As the final stage of the disease, it is often very disheartening for patients to be diagnosed with stage five diabetic neuropathy. Whenever possible, taking care of your physical and mental health as best as possible while living with this condition is a great way to keep yourself as happy and healthy as possible.
How diabetic socks can help treat diabetic neuropathy
So how can diabetic socks help in the management of diabetic neuropathy? As an often recommended accessory for people living with the disease, diabetic socks are designed to offer comfort, protection, and style to your feet.
Known for offering many health benefits, some of the most common reasons why people wear diabetic socks include their ability to:
- Provide padding and protection to the feet to prevent injuries and infections
- Keep the feet dry with their moisture-wicking technology
- Protect against odor and infections due to their antibacterial capabilities
- Apply mild pressure to the lower extremities to support healthy blood flow
- Add effortless style and flair to your wardrobe
Always made from high-quality textiles such as cotton, lycra, polyester, and bamboo charcoal, Viasox diabetic socks have been specifically designed to support the health and function of your feet and lower extremities. Able to stretch to accommodate a calf circumference of over 30 inches, we are confident that our diabetic socks will not leave uncomfortable and painful compression marks on your legs after a full day of use.

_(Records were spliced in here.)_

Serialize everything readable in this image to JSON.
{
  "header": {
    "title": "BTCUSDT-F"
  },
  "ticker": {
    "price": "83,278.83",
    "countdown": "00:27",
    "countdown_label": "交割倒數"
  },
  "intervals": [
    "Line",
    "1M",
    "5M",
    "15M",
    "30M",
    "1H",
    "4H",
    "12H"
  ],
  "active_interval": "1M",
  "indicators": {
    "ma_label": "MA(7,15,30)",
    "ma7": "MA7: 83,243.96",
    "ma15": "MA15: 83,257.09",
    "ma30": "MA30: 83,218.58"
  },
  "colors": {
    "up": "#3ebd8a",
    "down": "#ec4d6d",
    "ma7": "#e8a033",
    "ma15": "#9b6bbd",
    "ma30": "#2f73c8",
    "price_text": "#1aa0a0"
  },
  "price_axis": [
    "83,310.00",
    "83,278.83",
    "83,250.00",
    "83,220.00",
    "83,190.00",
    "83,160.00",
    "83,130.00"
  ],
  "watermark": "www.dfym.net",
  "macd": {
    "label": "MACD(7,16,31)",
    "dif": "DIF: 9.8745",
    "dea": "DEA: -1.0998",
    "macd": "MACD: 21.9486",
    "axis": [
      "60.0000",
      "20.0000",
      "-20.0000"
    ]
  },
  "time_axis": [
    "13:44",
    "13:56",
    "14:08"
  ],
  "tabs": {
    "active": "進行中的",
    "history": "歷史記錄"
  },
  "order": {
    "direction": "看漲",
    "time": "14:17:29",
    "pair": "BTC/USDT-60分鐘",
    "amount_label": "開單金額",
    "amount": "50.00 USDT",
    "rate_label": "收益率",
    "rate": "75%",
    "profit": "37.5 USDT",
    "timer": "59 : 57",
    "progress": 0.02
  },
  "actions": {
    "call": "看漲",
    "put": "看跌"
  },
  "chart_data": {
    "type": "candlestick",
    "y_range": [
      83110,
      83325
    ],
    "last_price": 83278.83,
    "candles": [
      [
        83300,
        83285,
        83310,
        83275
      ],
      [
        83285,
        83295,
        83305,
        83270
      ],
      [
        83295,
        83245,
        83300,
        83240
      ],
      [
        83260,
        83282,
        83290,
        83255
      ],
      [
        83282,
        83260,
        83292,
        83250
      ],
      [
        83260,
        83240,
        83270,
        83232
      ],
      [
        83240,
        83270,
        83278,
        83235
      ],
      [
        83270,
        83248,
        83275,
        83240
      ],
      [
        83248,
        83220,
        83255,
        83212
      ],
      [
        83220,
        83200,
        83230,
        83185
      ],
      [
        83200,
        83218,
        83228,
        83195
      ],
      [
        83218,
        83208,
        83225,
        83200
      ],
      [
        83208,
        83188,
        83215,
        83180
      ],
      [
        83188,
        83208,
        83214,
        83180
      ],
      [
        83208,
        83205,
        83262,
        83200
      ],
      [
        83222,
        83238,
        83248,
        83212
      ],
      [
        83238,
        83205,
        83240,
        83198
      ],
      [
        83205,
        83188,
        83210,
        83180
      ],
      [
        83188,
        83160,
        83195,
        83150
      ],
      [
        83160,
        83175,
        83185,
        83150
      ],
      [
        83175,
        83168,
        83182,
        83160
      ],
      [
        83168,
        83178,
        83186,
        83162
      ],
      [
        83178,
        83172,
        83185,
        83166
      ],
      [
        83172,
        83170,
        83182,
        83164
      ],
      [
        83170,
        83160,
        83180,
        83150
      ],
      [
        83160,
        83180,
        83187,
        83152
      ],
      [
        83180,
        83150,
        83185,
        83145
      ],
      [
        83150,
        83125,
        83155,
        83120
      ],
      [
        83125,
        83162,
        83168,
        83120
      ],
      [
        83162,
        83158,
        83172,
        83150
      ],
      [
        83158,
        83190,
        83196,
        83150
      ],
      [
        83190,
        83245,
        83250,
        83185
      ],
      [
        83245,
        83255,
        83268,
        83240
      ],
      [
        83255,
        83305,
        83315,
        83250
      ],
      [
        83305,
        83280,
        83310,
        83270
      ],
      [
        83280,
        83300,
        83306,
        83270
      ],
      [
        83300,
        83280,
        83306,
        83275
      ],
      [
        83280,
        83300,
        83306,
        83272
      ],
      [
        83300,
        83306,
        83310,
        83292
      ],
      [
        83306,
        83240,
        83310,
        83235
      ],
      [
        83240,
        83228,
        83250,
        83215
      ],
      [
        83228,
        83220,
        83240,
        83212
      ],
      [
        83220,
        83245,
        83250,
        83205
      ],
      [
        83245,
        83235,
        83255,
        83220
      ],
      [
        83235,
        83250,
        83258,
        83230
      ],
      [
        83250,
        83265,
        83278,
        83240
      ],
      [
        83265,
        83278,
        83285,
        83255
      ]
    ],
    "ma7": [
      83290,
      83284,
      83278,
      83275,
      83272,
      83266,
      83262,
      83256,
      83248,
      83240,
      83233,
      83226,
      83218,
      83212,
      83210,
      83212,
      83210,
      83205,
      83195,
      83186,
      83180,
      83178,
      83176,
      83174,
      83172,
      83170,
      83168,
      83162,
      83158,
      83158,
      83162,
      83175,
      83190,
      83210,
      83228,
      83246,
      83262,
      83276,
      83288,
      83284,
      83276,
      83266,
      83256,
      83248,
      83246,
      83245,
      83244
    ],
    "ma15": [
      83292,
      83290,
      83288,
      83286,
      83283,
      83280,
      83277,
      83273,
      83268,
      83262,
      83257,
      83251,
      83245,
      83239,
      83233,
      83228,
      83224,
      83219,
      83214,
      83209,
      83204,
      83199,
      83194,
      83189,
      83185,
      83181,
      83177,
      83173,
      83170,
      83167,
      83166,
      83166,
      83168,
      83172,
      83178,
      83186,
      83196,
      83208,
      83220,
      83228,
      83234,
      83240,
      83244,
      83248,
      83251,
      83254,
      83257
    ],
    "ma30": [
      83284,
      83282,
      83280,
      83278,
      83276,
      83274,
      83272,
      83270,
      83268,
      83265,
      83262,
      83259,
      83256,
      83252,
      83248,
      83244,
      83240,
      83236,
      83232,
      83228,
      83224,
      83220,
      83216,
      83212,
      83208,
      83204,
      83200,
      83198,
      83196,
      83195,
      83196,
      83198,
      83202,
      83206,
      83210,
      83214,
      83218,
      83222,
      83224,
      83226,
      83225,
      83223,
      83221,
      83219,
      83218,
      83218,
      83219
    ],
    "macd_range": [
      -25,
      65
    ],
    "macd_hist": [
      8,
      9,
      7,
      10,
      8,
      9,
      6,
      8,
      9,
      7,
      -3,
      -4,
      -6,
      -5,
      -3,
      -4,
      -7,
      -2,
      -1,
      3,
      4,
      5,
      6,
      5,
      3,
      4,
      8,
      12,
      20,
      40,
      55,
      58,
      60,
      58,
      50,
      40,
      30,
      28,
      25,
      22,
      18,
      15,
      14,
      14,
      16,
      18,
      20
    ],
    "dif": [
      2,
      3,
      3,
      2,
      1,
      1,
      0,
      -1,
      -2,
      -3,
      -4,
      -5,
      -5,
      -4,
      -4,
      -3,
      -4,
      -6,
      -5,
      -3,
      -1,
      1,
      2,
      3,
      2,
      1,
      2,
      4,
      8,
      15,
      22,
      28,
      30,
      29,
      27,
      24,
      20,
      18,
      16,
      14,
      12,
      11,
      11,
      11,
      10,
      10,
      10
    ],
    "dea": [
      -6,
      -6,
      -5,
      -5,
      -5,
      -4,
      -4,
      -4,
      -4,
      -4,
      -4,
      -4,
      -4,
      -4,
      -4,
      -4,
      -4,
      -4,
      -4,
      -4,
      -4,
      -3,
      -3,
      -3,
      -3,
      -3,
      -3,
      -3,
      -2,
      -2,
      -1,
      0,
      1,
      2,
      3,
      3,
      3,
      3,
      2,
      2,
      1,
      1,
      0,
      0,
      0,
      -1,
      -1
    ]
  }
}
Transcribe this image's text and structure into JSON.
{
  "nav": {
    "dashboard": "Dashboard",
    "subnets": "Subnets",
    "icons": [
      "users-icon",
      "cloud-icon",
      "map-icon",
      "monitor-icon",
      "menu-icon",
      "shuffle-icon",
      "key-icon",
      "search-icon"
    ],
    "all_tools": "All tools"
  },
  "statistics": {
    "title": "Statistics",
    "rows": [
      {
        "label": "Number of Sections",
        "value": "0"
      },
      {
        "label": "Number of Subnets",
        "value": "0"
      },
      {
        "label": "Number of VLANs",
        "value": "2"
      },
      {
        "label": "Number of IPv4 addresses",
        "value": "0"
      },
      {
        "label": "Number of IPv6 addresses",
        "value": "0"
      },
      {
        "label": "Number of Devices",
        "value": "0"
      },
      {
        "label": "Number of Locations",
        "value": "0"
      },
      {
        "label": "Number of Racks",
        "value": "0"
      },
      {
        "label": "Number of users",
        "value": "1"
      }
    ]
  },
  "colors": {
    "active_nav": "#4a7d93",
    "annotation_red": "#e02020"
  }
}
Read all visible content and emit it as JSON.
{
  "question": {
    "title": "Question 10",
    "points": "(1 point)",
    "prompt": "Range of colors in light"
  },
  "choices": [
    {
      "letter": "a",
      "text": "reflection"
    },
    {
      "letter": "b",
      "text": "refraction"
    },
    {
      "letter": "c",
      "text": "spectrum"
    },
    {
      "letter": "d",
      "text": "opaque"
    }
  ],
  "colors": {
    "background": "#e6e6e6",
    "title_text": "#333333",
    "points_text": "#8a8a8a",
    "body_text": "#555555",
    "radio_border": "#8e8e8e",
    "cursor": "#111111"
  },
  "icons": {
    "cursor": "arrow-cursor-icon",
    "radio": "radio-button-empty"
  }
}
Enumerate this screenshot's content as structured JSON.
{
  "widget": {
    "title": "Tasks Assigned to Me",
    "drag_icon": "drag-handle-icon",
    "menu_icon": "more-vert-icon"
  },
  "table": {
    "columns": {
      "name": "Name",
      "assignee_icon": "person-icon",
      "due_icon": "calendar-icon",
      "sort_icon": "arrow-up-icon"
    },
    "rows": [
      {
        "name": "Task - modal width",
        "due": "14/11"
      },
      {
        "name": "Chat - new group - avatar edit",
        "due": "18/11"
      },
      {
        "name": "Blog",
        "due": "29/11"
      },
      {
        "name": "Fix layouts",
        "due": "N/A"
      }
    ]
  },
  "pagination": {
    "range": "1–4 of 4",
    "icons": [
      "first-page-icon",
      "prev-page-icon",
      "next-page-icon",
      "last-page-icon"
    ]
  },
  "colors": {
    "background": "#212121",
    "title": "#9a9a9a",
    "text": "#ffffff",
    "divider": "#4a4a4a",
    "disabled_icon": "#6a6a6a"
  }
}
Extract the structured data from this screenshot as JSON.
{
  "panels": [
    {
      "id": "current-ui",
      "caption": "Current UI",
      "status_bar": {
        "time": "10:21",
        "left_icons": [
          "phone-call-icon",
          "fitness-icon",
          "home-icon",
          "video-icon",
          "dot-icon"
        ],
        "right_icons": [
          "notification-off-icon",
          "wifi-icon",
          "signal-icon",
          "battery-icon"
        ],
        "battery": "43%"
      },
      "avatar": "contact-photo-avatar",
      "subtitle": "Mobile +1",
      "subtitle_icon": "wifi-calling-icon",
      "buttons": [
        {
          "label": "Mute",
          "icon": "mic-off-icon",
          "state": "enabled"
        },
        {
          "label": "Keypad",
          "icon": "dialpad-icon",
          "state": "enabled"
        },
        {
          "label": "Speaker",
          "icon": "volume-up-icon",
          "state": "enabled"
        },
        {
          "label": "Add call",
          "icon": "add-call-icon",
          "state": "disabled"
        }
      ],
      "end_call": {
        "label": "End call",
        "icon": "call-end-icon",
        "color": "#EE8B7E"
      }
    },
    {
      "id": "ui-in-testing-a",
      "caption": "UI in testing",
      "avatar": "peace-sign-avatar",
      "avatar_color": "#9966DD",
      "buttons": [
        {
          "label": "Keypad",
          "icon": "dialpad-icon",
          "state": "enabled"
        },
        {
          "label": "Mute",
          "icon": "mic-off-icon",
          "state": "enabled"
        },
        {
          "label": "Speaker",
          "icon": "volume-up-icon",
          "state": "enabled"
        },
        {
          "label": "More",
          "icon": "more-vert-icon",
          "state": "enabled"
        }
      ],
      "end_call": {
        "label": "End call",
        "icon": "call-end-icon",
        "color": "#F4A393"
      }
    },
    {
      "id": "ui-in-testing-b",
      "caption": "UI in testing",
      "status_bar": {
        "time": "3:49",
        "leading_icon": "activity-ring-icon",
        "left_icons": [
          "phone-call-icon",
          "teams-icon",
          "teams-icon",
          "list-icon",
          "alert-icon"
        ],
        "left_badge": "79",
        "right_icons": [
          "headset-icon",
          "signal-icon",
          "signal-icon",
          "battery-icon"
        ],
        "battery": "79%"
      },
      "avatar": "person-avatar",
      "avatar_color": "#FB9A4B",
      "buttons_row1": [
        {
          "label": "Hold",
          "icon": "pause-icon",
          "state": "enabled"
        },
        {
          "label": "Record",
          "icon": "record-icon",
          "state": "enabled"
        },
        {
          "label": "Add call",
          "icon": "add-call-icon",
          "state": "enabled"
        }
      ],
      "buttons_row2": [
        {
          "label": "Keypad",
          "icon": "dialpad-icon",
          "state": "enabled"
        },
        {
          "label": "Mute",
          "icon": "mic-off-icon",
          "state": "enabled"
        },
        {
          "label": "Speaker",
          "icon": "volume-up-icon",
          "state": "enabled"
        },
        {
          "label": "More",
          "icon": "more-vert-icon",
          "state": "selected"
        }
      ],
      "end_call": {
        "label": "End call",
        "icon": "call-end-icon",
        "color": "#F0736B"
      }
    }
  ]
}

Diabetic socks are a popular product for a wide variety of people, including:
- People living with any stage of diabetic neuropathy
- People who have swelling or edema in the feet and lower extremities
- Anyone who experiences recurrent foot injuries or infections
- People who have particularly sweaty or wet feet
- Anyone battling chronic or recurrent foot infections
Known for being the first brand to offer fancy diabetic socks across the country, our team at Viasox wants to help you find the perfect pair (or more) of diabetic socks to add to your collection. Pursue our entire selection of ankle, knee-length, and compression socks online today and benefit from fast and convenient delivery country-wide.
Shop our collection of diabetic socks online today
At Viasox, we are committed to helping our customers find high-quality diabetic socks that make a difference in treating any stage of diabetic neuropathy. As a leading provider of diabetic socks proudly made in North America, our entire selection of products is created with maximal comfort and style in mind.
Whether you are looking for classic black or white diabetic socks to add to your collection or want to add some personality to your feet with dynamic and fun patterns, we have got you covered. With bulk and individual pairs available for purchase through our online store, gaining access to quality diabetic socks is as easy as a few simple clicks.
Shop our entire range of fancy diabetic socks online today and experience the difference that quality Viasox products can make.
Need some additional assistance with your online order, or have a question for our customer service team? We would be happy to help. Please feel free to reach out to us through our online contact form with any of your most pressing inquiries. We look forward to helping you find your new go-to pair of diabetic socks!